The leadership, he said, has the power to hold and stop legislation.

"They see that bills don't get hearings. They can fix it to where you look bad in your own district, especially if you have the executive assistant to the speaker and the majority leader going out and telling people that you are ineffective and not doing anything. And that is basically what happened," Lindner said.

He was referring to Peppin's husband, Greg Peppin, who has served as an executive assistant to the House speaker and majority leader.

Greg Peppin dismissed the allegation, saying only, "I attribute her success to her hard work and her bringing in a lot of new Republicans into the party."

Joyce Peppin, who most recently served five years as a spokeswoman for U.S. Bancorp, said that Lindner didn't lose because of the way he voted. Rather, she said, it was because he wasn't the lead sponsor on legislation on a wide array of issues important to the ideals of a staunchly conservative district. She added that if elected, she intends to sponsor bills in favor of school choice, increased funding for suburban pupils and ending taxpayer funding of abortions for poor women.

While she commended Lindner's 12 years of service, she added: "This is a conservative district, and I think the delegates are looking for a new messenger to carry forth a Republican agenda."

Lindner, a Dallas native who came to Minnesota in 1969, said he will take some time off and work on various repairs around his house. Before joining the Legislature, he sold real estate and was a landlord on various properties he owned.

But he will remain best known for his controversial comments during his tenure in the Minnesota House. Last year he angered gay, Jewish and black legislators with comments doubting that homosexuals were persecuted by Nazis during the Holocaust and expressing concern that gay rights could eventually lead to an African-like AIDS epidemic in the United States.

The comments sparked ethics complaints from DFLers, but Lindner was cleared after a hearing ended in a partisan deadlock.

On Saturday, State Sen. Warren Limmer of Maple Grove, who also represents the 33rd District, explained the party vote.

"The comments of the past were not brought up [during the voting] but they were certainly underlying factors in the minds of some delegates," said Limmer, who remains an avid Lindner supporter.

"I am disappointed that our party had to go in this direction," he said. "There is no easy way to sometimes ease someone out of office. And yet I think there were other options that could have been employed. I am just disappointed that we had to have a tear in our party unity. Though I believe it will be temporary."

Even with the acrimony and political defeat, Lindner said he is disappointed that he will not be able to again introduce his bill to remove sexual orientation language from Minnesota's Human Rights Act.

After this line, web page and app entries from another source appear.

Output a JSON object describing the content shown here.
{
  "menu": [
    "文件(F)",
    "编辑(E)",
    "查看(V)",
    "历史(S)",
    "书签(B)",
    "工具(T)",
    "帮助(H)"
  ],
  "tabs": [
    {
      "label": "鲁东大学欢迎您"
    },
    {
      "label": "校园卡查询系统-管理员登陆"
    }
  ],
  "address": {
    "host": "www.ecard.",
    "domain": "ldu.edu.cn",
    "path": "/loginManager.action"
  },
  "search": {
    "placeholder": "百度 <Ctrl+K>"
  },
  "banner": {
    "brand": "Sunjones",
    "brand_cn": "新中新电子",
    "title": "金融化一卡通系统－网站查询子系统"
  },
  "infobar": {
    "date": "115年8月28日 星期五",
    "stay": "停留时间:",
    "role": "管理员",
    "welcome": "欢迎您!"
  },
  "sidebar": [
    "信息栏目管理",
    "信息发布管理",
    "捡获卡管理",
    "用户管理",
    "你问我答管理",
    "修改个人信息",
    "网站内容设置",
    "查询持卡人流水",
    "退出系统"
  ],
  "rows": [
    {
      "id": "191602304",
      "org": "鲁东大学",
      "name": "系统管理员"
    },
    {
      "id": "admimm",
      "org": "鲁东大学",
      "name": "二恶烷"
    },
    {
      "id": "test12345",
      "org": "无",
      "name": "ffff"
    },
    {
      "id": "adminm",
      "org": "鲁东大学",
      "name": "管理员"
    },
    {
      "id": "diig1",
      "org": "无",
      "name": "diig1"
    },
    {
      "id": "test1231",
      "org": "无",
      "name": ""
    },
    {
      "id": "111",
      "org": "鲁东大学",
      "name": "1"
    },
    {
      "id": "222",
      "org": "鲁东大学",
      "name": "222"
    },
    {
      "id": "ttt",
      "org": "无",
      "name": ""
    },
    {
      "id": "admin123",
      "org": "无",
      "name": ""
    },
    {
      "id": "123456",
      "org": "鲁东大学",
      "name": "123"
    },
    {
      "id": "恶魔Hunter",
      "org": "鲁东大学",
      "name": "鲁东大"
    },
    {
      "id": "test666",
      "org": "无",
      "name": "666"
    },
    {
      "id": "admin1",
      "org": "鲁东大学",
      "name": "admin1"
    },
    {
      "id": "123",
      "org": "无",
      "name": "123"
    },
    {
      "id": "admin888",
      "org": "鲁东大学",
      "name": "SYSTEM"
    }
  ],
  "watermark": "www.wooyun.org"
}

Lindner said that Minnesota is one of 13 states to include sexual orientation in its human-rights laws. He added that the current law gives gays "extra powers because the state is backing them." He said such protection lets homosexual students in public schools demand to have clubs and to threaten legal action if denied. Such legal threats are also possible to employers, he alleges.

Of Lindner's defeat Saturday, Limmer said that about 150 delegates voted Saturday with more than 87 voting for Peppin in the fifth round of balloting (the number of times balloting occurred before the required 60 percent majority was obtained).

"Conservatives in the district have been very proud of Arlon's rigorous defense of their values. And that is why you don't have an acclamation type of endorsement but why you have the split endorsement."

Dee DePass is at ddepass@startribune.com.